Aren’t word pictures the teaching technique Jesus employed most often? Jesus taught His greatest truths through stories and illustrations. Read, for example, the parables of the Unforgiven Servant in Matthew 18:21–35 and the Good Samaritan in Luke 10:25–37. These and other parables are word pictures drawn from the lessons and circumstances of everyday life. Jesus’ purpose was to teach truths concerning the kingdom of God in a way that was relevant yet understandable to His audience. Parables served this purpose best.
Always keep Jesus in your heart and on your mind.
God is testing us every day and has given us the right to make our own choices. Do you know which ones are the right choices in Gods mind?
Fear God, love God, honor God, and trust God with all your heart, mind and soul and you will receive and experience the joy of the promises of God’s blessings in His time.
Prayer: Father in heaven, hallowed is Thy Name. I praise You for Your Son and the Holy Spirit. I praise You for Your grace in sending us Your wisdom about “Using the Socratic Method to Prove or Defend Christianity.” I praise You for Your caring, Your loving kindness, and Your generosity. Only Your graciousness and love could forgive the sins of mankind and still allow him to become an elect Son of Yours.

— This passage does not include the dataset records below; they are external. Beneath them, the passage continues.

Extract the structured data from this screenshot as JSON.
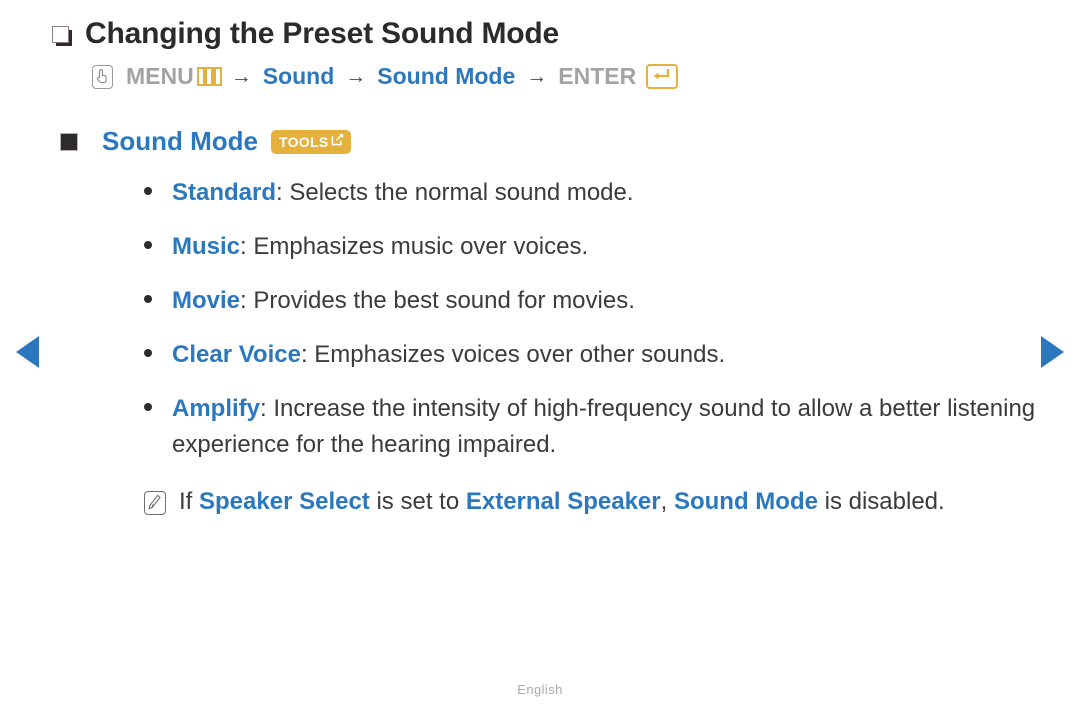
{
  "nav": {
    "prev_label": "Previous page",
    "next_label": "Next page"
  },
  "heading": {
    "title": "Changing the Preset Sound Mode",
    "bullet_icon": "shadow-square-icon"
  },
  "menu_path": {
    "press_icon": "press-button-icon",
    "menu_label": "MENU",
    "menu_glyph": "menu-bars-icon",
    "arrow": "→",
    "step_sound": "Sound",
    "step_sound_mode": "Sound Mode",
    "enter_label": "ENTER",
    "enter_glyph": "enter-return-icon"
  },
  "section": {
    "marker_icon": "filled-square-icon",
    "title": "Sound Mode",
    "badge": {
      "label": "TOOLS",
      "icon": "tools-arrow-icon",
      "color": "#E3B13C"
    }
  },
  "options": [
    {
      "name": "Standard",
      "description": ": Selects the normal sound mode."
    },
    {
      "name": "Music",
      "description": ": Emphasizes music over voices."
    },
    {
      "name": "Movie",
      "description": ": Provides the best sound for movies."
    },
    {
      "name": "Clear Voice",
      "description": ": Emphasizes voices over other sounds."
    },
    {
      "name": "Amplify",
      "description": ": Increase the intensity of high-frequency sound to allow a better listening experience for the hearing impaired."
    }
  ],
  "note": {
    "icon": "note-pencil-icon",
    "part1": "If ",
    "term1": "Speaker Select",
    "part2": " is set to ",
    "term2": "External Speaker",
    "part3": ", ",
    "term3": "Sound Mode",
    "part4": " is disabled."
  },
  "footer": {
    "language": "English"
  },
  "colors": {
    "accent_blue": "#2B78BE",
    "accent_gold": "#E3B13C",
    "text": "#3b3b3b",
    "muted": "#a0a0a0"
  }
}
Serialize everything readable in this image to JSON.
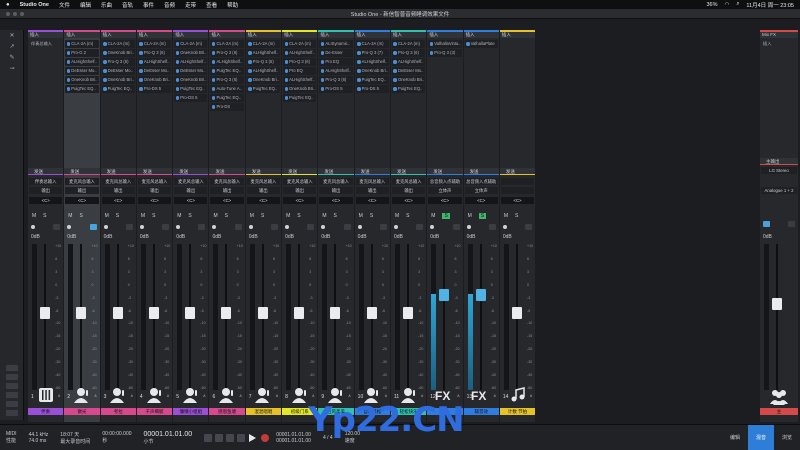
{
  "menubar": {
    "apple": "",
    "app": "Studio One",
    "items": [
      "文件",
      "编辑",
      "乐曲",
      "音轨",
      "事件",
      "音频",
      "走带",
      "查看",
      "帮助"
    ],
    "battery": "36%",
    "datetime": "11月4日 周一 23:05"
  },
  "window": {
    "title": "Studio One - 新信智普音频睡调效果文件"
  },
  "lefttools": [
    "✕",
    "↗",
    "✎",
    "⊸"
  ],
  "channels": [
    {
      "num": "1",
      "name": "伴奏",
      "color": "#9b4fd8",
      "insert_head": "插入",
      "plugins": [
        "伴奏总输入"
      ],
      "plugins_plain": true,
      "input": "伴奏总输入",
      "output": "输出",
      "pan": "<C>",
      "vol": "0dB",
      "mono": "",
      "icon": "mixer",
      "meter": false,
      "fader_pos": 0.47
    },
    {
      "num": "2",
      "name": "散光",
      "color": "#d44a8c",
      "insert_head": "插入",
      "plugins": [
        "CLA-2A (m)",
        "Pro-G 2",
        "ALHighShelf..",
        "DeEsser Mo..",
        "OneKnob Bri..",
        "PuigTec EQ.."
      ],
      "input": "麦克风总输入",
      "output": "输出",
      "pan": "<C>",
      "vol": "0dB",
      "mono": "",
      "icon": "singer",
      "meter": false,
      "fader_pos": 0.47,
      "selected": true
    },
    {
      "num": "3",
      "name": "考拉",
      "color": "#d44a8c",
      "insert_head": "插入",
      "plugins": [
        "CLA-2A (m)",
        "OneKnob Bri..",
        "Pro-Q 3 (6)",
        "DeEsser Mo..",
        "OneKnob Bri..",
        "PuigTec EQ.."
      ],
      "input": "麦克风总输入",
      "output": "输出",
      "pan": "<C>",
      "vol": "0dB",
      "mono": "",
      "icon": "singer",
      "meter": false,
      "fader_pos": 0.47
    },
    {
      "num": "4",
      "name": "千声细腻",
      "color": "#d44a8c",
      "insert_head": "插入",
      "plugins": [
        "CLA-2A (m)",
        "Pro-Q 3 (6)",
        "ALHighShelf..",
        "DeEsser Mo..",
        "OneKnob Bri..",
        "Pro-DS 5"
      ],
      "input": "麦克风总输入",
      "output": "输出",
      "pan": "<C>",
      "vol": "0dB",
      "mono": "",
      "icon": "singer",
      "meter": false,
      "fader_pos": 0.47
    },
    {
      "num": "5",
      "name": "慵懒小姐姐",
      "color": "#9b4fd8",
      "insert_head": "插入",
      "plugins": [
        "CLA-2A (m)",
        "OneKnob Bri..",
        "ALHighShelf..",
        "DeEsser Mo..",
        "OneKnob Bri..",
        "PuigTec EQ..",
        "Pro-DS 5"
      ],
      "input": "麦克风总输入",
      "output": "输出",
      "pan": "<C>",
      "vol": "0dB",
      "mono": "",
      "icon": "singer",
      "meter": false,
      "fader_pos": 0.47
    },
    {
      "num": "6",
      "name": "感恩鱼塘",
      "color": "#d44a8c",
      "insert_head": "插入",
      "plugins": [
        "CLA-2A (m)",
        "Pro-Q 3 (6)",
        "ALHighShelf..",
        "PuigTec EQ..",
        "Pro-Q 3 (6)",
        "Auto-Tune A..",
        "PuigTec EQ..",
        "Pro-DS"
      ],
      "input": "麦克风总输入",
      "output": "输出",
      "pan": "<C>",
      "vol": "0dB",
      "mono": "",
      "icon": "singer",
      "meter": false,
      "fader_pos": 0.47
    },
    {
      "num": "7",
      "name": "混混唱唱",
      "color": "#e6c229",
      "insert_head": "插入",
      "plugins": [
        "CLA-2A (m)",
        "ALHighShelf..",
        "Pro-Q 3 (6)",
        "ALHighShelf..",
        "OneKnob Bri..",
        "PuigTec EQ.."
      ],
      "input": "麦克风总输入",
      "output": "输出",
      "pan": "<C>",
      "vol": "0dB",
      "mono": "",
      "icon": "singer",
      "meter": false,
      "fader_pos": 0.47
    },
    {
      "num": "8",
      "name": "初级门系",
      "color": "#e6e629",
      "insert_head": "插入",
      "plugins": [
        "CLA-2A (m)",
        "ALHighShelf..",
        "Pro-Q 3 (6)",
        "Pro EQ",
        "ALHighShelf..",
        "OneKnob Bri..",
        "PuigTec EQ.."
      ],
      "input": "麦克风总输入",
      "output": "输出",
      "pan": "<C>",
      "vol": "0dB",
      "mono": "",
      "icon": "singer",
      "meter": false,
      "fader_pos": 0.47
    },
    {
      "num": "9",
      "name": "古风柔美",
      "color": "#2fc0b0",
      "insert_head": "插入",
      "plugins": [
        "ALISynamic..",
        "De-Esser",
        "Pro EQ",
        "ALHighShelf..",
        "Pro-Q 3 (6)",
        "Pro-DS 5"
      ],
      "input": "麦克风总输入",
      "output": "输出",
      "pan": "<C>",
      "vol": "0dB",
      "mono": "",
      "icon": "singer",
      "meter": false,
      "fader_pos": 0.47
    },
    {
      "num": "10",
      "name": "自然蓬松",
      "color": "#2f7de0",
      "insert_head": "插入",
      "plugins": [
        "CLA-2A (m)",
        "Pro-Q 3 (7)",
        "ALHighShelf..",
        "OneKnob Bri..",
        "PuigTec EQ..",
        "Pro-DS 5"
      ],
      "input": "麦克风总输入",
      "output": "输出",
      "pan": "<C>",
      "vol": "0dB",
      "mono": "",
      "icon": "singer",
      "meter": false,
      "fader_pos": 0.47
    },
    {
      "num": "11",
      "name": "轻松快乐",
      "color": "#2fc0b0",
      "insert_head": "插入",
      "plugins": [
        "CLA-2A (m)",
        "Pro-Q 3 (6)",
        "ALHighShelf..",
        "DeEsser Mo..",
        "OneKnob Bri..",
        "PuigTec EQ.."
      ],
      "input": "麦克风总输入",
      "output": "输出",
      "pan": "<C>",
      "vol": "0dB",
      "mono": "",
      "icon": "singer",
      "meter": false,
      "fader_pos": 0.47
    },
    {
      "num": "12",
      "name": "FX",
      "color": "#2f7de0",
      "insert_head": "插入",
      "plugins": [
        "ValhallaVinta..",
        "Pro-Q 3 (3)"
      ],
      "input": "总音频入点辅助",
      "output": "立体声",
      "pan": "<C>",
      "vol": "0dB",
      "mono": "on",
      "icon": "fx",
      "meter": true,
      "fader_pos": 0.35
    },
    {
      "num": "13",
      "name": "辅音效",
      "color": "#2f7de0",
      "insert_head": "插入",
      "plugins": [
        "ValhallaPlate"
      ],
      "input": "总音频入点辅助",
      "output": "立体声",
      "pan": "<C>",
      "vol": "0dB",
      "mono": "on",
      "icon": "fx",
      "meter": true,
      "fader_pos": 0.35
    },
    {
      "num": "14",
      "name": "计数 节拍",
      "color": "#e6c229",
      "insert_head": "插入",
      "plugins": [],
      "input": "",
      "output": "",
      "pan": "<C>",
      "vol": "0dB",
      "mono": "",
      "icon": "notes",
      "meter": false,
      "fader_pos": 0.47
    }
  ],
  "sends_label": "发送",
  "ms": {
    "m": "M",
    "s": "S"
  },
  "fader_scale": [
    "+10",
    "6",
    "3",
    "0",
    "-3",
    "-6",
    "-10",
    "-15",
    "-20",
    "-30",
    "-40",
    "-60"
  ],
  "main": {
    "title": "Mix FX",
    "insert_head": "插入",
    "out_title": "主输出",
    "out_device": "LG Stereo",
    "out_input": "Analogue 1 + 2",
    "name": "主",
    "color": "#d44a4a"
  },
  "transport": {
    "midi": "MIDI",
    "perf": "性能",
    "rate": "44.1 kHz",
    "latency": "74.0 ms",
    "record_time": "18:07 天",
    "record_label": "最大录音时间",
    "time": "00:00:00.000",
    "time_label": "秒",
    "bars": "00001.01.01.00",
    "bars_label": "小节",
    "loop_start": "00001.01.01.00",
    "loop_end": "00001.01.01.00",
    "signature": "4 / 4",
    "tempo": "120.00",
    "tempo_label": "速度",
    "tabs": [
      "编辑",
      "混音",
      "浏览"
    ],
    "active_tab": "混音"
  },
  "watermark": "Yp22.CN"
}
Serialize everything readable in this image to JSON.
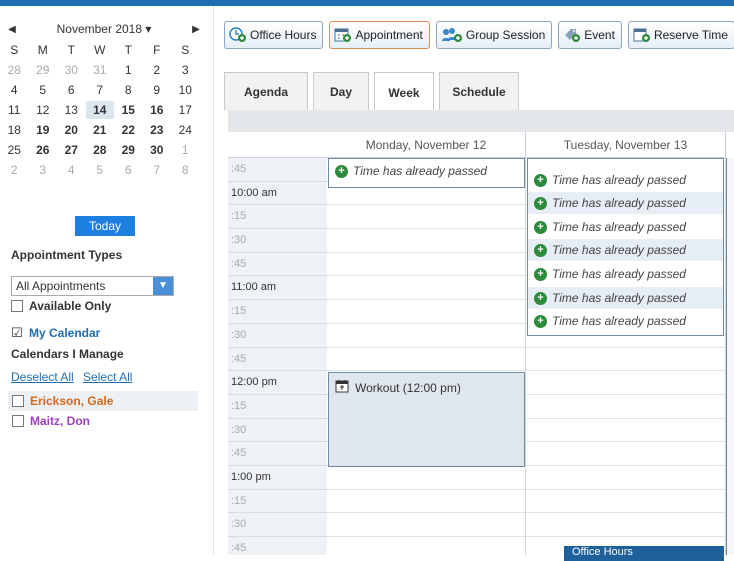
{
  "calendar": {
    "month_label": "November 2018 ▾",
    "prev": "◀",
    "next": "▶",
    "dow": [
      "S",
      "M",
      "T",
      "W",
      "T",
      "F",
      "S"
    ],
    "weeks": [
      [
        "28",
        "29",
        "30",
        "31",
        "1",
        "2",
        "3"
      ],
      [
        "4",
        "5",
        "6",
        "7",
        "8",
        "9",
        "10"
      ],
      [
        "11",
        "12",
        "13",
        "14",
        "15",
        "16",
        "17"
      ],
      [
        "18",
        "19",
        "20",
        "21",
        "22",
        "23",
        "24"
      ],
      [
        "25",
        "26",
        "27",
        "28",
        "29",
        "30",
        "1"
      ],
      [
        "2",
        "3",
        "4",
        "5",
        "6",
        "7",
        "8"
      ]
    ],
    "today_label": "Today"
  },
  "filters": {
    "appointment_types_title": "Appointment Types",
    "select_value": "All Appointments",
    "available_only": "Available Only",
    "my_calendar": "My Calendar",
    "calendars_manage": "Calendars I Manage",
    "deselect_all": "Deselect All",
    "select_all": "Select All",
    "calendars": [
      {
        "name": "Erickson, Gale",
        "color": "#d2691e"
      },
      {
        "name": "Maitz, Don",
        "color": "#9b3fbf"
      }
    ]
  },
  "toolbar": {
    "office_hours": "Office Hours",
    "appointment": "Appointment",
    "group_session": "Group Session",
    "event": "Event",
    "reserve_time": "Reserve Time"
  },
  "tabs": {
    "agenda": "Agenda",
    "day": "Day",
    "week": "Week",
    "schedule": "Schedule"
  },
  "grid": {
    "day1": "Monday, November 12",
    "day2": "Tuesday, November 13",
    "times": [
      ":45",
      "10:00 am",
      ":15",
      ":30",
      ":45",
      "11:00 am",
      ":15",
      ":30",
      ":45",
      "12:00 pm",
      ":15",
      ":30",
      ":45",
      "1:00 pm",
      ":15",
      ":30",
      ":45"
    ],
    "passed_text": "Time has already passed",
    "event_title": "Workout (12:00 pm)",
    "office_popup": "Office Hours"
  },
  "colors": {
    "accent": "#1f6db3",
    "today_button": "#1d7fe0",
    "passed_icon": "#2d8a3c"
  }
}
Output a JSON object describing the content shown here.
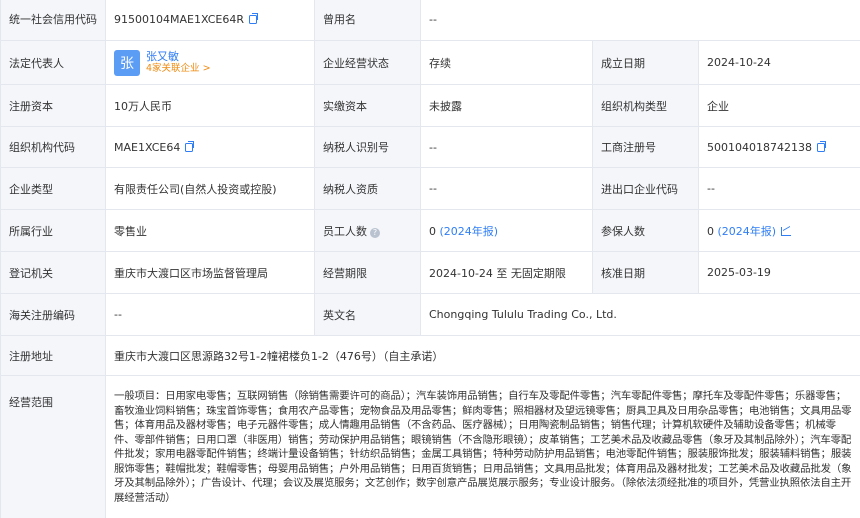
{
  "watermark": "企知道",
  "rows": {
    "credit_code": {
      "label": "统一社会信用代码",
      "value": "91500104MAE1XCE64R"
    },
    "former_name": {
      "label": "曾用名",
      "value": "--"
    },
    "legal_rep": {
      "label": "法定代表人",
      "avatar_char": "张",
      "name": "张又敏",
      "sub": "4家关联企业 >"
    },
    "biz_status": {
      "label": "企业经营状态",
      "value": "存续"
    },
    "est_date": {
      "label": "成立日期",
      "value": "2024-10-24"
    },
    "reg_capital": {
      "label": "注册资本",
      "value": "10万人民币"
    },
    "paid_capital": {
      "label": "实缴资本",
      "value": "未披露"
    },
    "org_type": {
      "label": "组织机构类型",
      "value": "企业"
    },
    "org_code": {
      "label": "组织机构代码",
      "value": "MAE1XCE64"
    },
    "taxpayer_id": {
      "label": "纳税人识别号",
      "value": "--"
    },
    "reg_no": {
      "label": "工商注册号",
      "value": "500104018742138"
    },
    "company_type": {
      "label": "企业类型",
      "value": "有限责任公司(自然人投资或控股)"
    },
    "taxpayer_qual": {
      "label": "纳税人资质",
      "value": "--"
    },
    "ie_code": {
      "label": "进出口企业代码",
      "value": "--"
    },
    "industry": {
      "label": "所属行业",
      "value": "零售业"
    },
    "staff": {
      "label": "员工人数",
      "value": "0",
      "link": "(2024年报)"
    },
    "insured": {
      "label": "参保人数",
      "value": "0",
      "link": "(2024年报)"
    },
    "reg_authority": {
      "label": "登记机关",
      "value": "重庆市大渡口区市场监督管理局"
    },
    "biz_term": {
      "label": "经营期限",
      "value": "2024-10-24 至 无固定期限"
    },
    "approval_date": {
      "label": "核准日期",
      "value": "2025-03-19"
    },
    "customs_code": {
      "label": "海关注册编码",
      "value": "--"
    },
    "english_name": {
      "label": "英文名",
      "value": "Chongqing Tululu Trading Co., Ltd."
    },
    "address": {
      "label": "注册地址",
      "value": "重庆市大渡口区思源路32号1-2幢裙楼负1-2（476号）（自主承诺）"
    },
    "scope": {
      "label": "经营范围",
      "value": "一般项目：日用家电零售；互联网销售（除销售需要许可的商品）；汽车装饰用品销售；自行车及零配件零售；汽车零配件零售；摩托车及零配件零售；乐器零售；畜牧渔业饲料销售；珠宝首饰零售；食用农产品零售；宠物食品及用品零售；鲜肉零售；照相器材及望远镜零售；厨具卫具及日用杂品零售；电池销售；文具用品零售；体育用品及器材零售；电子元器件零售；成人情趣用品销售（不含药品、医疗器械）；日用陶瓷制品销售；销售代理；计算机软硬件及辅助设备零售；机械零件、零部件销售；日用口罩（非医用）销售；劳动保护用品销售；眼镜销售（不含隐形眼镜）；皮革销售；工艺美术品及收藏品零售（象牙及其制品除外）；汽车零配件批发；家用电器零配件销售；终端计量设备销售；针纺织品销售；金属工具销售；特种劳动防护用品销售；电池零配件销售；服装服饰批发；服装辅料销售；服装服饰零售；鞋帽批发；鞋帽零售；母婴用品销售；户外用品销售；日用百货销售；日用品销售；文具用品批发；体育用品及器材批发；工艺美术品及收藏品批发（象牙及其制品除外）；广告设计、代理；会议及展览服务；文艺创作；数字创意产品展览展示服务；专业设计服务。（除依法须经批准的项目外，凭营业执照依法自主开展经营活动）"
    }
  }
}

Please bless those who have read this article for they too seek Your righteous truth, Your understanding and Your love.
May God, Jesus, The Holy Spirit and Christianity be our guiding lights, our safety nets and our inspiration for loving happiness in all of Your kingdom. Let it be Your will Lord not mine. Please come Lord Jesus.
I pray in Jesus sweet name and to His glory through the power of the Holy Spirit,
Christian Verse: 2 Thessalonians 2: 9 The coming of the lawless one is according to the working of Satan, with all power, signs, and lying wonders, 10 and with all unrighteous deception among those who perish, because they did not receive the love of the truth, that they might be saved. 11 And for this reason God will send them strong delusion, that they should believe the lie, 12 that they all may be condemned who did not believe the truth but had pleasure in unrighteousness.